:: Exercise instructions ::
Looking at the data that follows, count the lines containing the word "adresse" and write down only that count.

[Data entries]
# # #

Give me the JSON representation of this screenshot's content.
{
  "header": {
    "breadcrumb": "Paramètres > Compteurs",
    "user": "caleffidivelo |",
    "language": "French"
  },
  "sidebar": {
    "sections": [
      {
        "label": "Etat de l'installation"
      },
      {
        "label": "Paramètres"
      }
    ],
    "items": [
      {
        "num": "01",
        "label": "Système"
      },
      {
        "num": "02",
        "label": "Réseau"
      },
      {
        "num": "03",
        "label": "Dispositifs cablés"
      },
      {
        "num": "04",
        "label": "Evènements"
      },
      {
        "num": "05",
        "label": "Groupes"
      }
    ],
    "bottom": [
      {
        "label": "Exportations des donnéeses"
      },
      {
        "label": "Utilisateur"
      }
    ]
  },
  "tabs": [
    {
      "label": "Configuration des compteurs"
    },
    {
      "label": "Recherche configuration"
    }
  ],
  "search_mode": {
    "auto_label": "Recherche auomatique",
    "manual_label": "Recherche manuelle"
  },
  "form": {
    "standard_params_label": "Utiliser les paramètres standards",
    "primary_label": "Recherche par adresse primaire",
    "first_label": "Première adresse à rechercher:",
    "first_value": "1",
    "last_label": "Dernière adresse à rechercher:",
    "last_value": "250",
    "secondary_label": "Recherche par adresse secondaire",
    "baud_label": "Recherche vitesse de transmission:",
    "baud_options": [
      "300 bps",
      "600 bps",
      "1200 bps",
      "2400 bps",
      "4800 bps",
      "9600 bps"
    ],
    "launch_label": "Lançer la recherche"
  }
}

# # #

:: Exercise solution ::
4